Massivit showed off its latest 3D printer, the 1800 pro, which is essentially a version of the existing 1800 but fitted with a variable resolution extruder. The older models can be upgraded to the new spec. I was also quite impressed with some of the applications that Massivit showed on its stand. This included printing moulds that could be used for thermoforming. But the most useful idea was to print frames for backlit displays. Using a 3D printer means that you can have any shape that you like, adding an extra creative twist. The frames appear to be lightweight and easily installed.
The biggest story on the textiles side was HP’s leap into dye sublimation, which I’ve already covered in two stories, on the initial announcementand launch of the S300 and S500, and a deeper analysiswith the launch of the S1000. The main takeaways from Fespa were that the print quality at the faster speeds is much better than I had expected, and that the running costs are likely to be quite high, given that HP went back on its earlier promise to reveal prices by refusing to do so when asked at the press conference.

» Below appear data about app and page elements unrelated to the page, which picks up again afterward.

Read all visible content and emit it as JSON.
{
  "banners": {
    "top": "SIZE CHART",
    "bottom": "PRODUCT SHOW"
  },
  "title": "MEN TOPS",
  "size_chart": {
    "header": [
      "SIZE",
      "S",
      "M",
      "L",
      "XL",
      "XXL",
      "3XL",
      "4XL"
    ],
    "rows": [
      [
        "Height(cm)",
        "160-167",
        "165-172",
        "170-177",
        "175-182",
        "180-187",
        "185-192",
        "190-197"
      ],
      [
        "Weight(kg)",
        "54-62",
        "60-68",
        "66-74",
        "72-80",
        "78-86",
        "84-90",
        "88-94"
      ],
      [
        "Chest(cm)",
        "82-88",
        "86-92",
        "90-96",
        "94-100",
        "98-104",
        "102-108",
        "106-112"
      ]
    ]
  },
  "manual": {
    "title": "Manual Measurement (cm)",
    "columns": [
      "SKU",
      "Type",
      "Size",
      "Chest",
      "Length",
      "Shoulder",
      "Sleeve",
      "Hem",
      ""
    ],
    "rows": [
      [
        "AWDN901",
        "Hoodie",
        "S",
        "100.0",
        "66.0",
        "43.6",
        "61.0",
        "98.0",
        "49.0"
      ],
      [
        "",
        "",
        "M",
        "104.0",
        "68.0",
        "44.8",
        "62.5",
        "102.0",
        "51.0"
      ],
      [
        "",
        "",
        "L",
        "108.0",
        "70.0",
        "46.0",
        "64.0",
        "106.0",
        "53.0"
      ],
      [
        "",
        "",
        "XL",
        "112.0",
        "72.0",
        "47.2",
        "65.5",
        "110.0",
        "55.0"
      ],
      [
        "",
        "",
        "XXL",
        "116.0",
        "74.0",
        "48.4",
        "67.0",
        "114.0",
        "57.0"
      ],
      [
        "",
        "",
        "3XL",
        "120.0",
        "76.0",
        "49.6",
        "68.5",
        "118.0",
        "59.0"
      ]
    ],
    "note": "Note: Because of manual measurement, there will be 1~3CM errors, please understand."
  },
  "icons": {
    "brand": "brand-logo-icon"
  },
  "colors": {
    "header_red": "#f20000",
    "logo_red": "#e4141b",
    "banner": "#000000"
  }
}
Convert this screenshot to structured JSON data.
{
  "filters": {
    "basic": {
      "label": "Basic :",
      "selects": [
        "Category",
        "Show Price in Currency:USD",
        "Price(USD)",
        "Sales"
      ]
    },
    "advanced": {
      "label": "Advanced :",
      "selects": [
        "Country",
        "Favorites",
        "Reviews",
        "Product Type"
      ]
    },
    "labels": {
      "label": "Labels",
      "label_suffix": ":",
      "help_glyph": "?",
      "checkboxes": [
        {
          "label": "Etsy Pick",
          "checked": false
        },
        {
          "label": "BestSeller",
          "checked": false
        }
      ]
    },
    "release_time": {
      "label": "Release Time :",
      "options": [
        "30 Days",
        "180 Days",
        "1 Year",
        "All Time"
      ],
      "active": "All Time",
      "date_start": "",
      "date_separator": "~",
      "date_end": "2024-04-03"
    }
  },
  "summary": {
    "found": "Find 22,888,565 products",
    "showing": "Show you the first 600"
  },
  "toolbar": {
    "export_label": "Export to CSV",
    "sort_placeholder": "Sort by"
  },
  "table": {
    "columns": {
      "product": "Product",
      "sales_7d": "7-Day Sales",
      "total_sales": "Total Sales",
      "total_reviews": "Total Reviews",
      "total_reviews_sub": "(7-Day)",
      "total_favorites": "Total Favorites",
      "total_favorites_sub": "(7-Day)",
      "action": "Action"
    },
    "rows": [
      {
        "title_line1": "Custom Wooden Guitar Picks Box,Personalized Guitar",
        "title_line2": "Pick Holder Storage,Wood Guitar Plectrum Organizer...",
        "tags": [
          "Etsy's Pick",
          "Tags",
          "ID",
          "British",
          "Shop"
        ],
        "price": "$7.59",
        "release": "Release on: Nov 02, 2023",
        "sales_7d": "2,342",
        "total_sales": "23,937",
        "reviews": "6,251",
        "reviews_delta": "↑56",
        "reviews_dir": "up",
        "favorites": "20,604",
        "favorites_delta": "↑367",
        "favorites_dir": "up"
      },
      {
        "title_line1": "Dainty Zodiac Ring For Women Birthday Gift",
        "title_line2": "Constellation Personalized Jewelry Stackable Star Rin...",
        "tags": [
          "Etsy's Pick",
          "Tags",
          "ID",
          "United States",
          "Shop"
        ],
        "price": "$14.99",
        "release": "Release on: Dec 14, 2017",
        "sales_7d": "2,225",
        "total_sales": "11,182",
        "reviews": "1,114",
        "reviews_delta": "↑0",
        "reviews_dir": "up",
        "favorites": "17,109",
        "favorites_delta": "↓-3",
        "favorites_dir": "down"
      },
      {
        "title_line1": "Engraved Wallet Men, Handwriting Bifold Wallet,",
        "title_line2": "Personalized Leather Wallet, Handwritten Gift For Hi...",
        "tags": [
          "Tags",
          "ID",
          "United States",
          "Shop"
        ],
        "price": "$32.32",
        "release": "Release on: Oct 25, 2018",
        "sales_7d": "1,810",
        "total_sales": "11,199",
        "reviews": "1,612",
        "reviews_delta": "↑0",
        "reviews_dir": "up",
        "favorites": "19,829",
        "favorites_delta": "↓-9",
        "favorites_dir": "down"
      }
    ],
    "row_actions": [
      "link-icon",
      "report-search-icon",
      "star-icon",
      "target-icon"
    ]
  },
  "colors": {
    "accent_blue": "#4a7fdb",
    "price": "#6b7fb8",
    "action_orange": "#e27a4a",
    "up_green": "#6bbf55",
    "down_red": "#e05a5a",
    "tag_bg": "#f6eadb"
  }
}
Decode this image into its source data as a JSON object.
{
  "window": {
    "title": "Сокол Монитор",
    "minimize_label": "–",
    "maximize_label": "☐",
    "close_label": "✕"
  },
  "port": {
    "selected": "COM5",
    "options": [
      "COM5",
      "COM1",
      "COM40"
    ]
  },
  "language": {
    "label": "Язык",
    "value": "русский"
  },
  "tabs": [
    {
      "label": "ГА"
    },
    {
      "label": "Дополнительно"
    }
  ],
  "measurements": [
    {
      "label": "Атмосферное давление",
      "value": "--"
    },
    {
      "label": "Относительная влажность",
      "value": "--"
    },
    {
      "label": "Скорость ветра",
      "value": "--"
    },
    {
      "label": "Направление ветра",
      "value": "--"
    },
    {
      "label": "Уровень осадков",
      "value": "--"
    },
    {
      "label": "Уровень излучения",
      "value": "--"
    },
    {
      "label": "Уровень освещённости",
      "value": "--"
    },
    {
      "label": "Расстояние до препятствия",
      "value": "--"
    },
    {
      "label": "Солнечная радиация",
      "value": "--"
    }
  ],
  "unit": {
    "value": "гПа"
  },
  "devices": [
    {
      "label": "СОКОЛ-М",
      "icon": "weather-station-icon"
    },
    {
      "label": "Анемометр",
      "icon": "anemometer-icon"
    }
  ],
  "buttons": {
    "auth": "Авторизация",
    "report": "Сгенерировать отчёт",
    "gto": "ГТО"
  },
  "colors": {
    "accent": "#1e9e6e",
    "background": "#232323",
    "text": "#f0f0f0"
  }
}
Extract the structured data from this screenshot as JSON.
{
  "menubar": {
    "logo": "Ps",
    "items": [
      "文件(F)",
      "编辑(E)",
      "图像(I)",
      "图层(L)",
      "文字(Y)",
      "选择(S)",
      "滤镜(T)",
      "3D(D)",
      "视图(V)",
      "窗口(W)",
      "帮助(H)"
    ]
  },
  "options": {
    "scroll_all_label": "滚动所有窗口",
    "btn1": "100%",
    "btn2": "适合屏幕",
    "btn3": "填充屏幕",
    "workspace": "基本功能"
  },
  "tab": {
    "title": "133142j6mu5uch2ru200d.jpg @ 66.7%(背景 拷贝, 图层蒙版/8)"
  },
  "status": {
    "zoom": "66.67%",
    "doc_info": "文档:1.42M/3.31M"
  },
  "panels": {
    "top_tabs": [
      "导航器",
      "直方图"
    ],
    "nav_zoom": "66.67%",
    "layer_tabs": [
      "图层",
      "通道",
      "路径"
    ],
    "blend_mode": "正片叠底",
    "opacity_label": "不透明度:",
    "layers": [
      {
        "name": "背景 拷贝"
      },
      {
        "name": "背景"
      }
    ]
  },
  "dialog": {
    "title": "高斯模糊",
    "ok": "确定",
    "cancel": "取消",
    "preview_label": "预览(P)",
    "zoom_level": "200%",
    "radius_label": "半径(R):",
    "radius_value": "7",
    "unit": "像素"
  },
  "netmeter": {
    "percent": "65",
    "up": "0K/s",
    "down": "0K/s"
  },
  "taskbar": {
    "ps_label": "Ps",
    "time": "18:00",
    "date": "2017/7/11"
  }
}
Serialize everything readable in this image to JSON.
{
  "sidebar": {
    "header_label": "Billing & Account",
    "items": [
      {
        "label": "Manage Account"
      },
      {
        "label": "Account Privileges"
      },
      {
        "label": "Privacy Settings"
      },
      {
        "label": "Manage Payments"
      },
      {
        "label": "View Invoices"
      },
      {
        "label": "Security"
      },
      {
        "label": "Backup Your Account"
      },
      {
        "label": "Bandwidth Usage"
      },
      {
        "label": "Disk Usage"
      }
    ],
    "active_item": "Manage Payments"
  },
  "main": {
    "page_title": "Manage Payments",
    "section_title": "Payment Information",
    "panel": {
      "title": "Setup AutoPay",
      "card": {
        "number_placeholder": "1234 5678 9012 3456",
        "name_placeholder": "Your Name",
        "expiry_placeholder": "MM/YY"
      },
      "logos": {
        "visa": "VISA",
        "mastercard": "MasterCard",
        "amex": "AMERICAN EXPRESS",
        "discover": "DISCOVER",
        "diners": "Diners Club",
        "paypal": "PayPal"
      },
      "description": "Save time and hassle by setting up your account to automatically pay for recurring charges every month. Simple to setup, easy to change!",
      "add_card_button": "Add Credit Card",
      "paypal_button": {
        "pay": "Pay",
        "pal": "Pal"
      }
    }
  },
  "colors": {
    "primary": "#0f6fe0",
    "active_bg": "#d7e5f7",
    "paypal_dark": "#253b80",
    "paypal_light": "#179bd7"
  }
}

Kornit also showed off its new PolyPro process, which sprays a fixer onto the fabric before printing, and then an enhancer after printing so that you can print direct to the fabric without any pre or post-treatment. I’ll cover this in more detail later this week, but it obviously struck a chord with visitors as it was hard to get a proper look at the printer because of the sheer number of people around it.
This brings us back to where I started, with Fespa’s new Sportswear Pro, which the Fespa people think of as a whole new event, but most visitors will just regard as being one half of Hall 3 at next year’s Madrid show. As the name suggests, this is aimed at Sportswear manufacturers and producers of garments, including designers and e-commerce providers as well as those using printing, cutting and sewing equipment. Ryan says: “This expansion complements Fespa. Everybody is focusing on the apparel industry alongside printing, companies like HP, Kornit and so on.” But he also says that Sportswear companies like Puma are coming to Fespa.
He continues: “Sportswear is fashion for function. Every garment has a purpose so we are looking at trends from performance materials to sustainable materials.” He points out that garment production is growing within Europe as more companies look to produce closer to their main markets, saying: “They need to get product to customers quickly. Their challenge is mass customisation because the technology is there right now in the industry. Localised manufacture is needed to meet the demand.” He adds: “Automation including cutting and sewing is essential. And also sustainability and transparency is essential to the Sportswear industry.” He finished by saying that both Southern Europe and Northern Africa would benefit from this, making the Madrid show next year the perfect venue to launch this.
All this means that we now have an enlarged Fespa to look forward to in March next year, followed by Interpack in May and of course Drupa 2020 in June. Oh joy.
I’ve still got some stories to finish from my trip to Fespa last week so I’ll continue to update this report with links to those stories as they’re published throughout this week.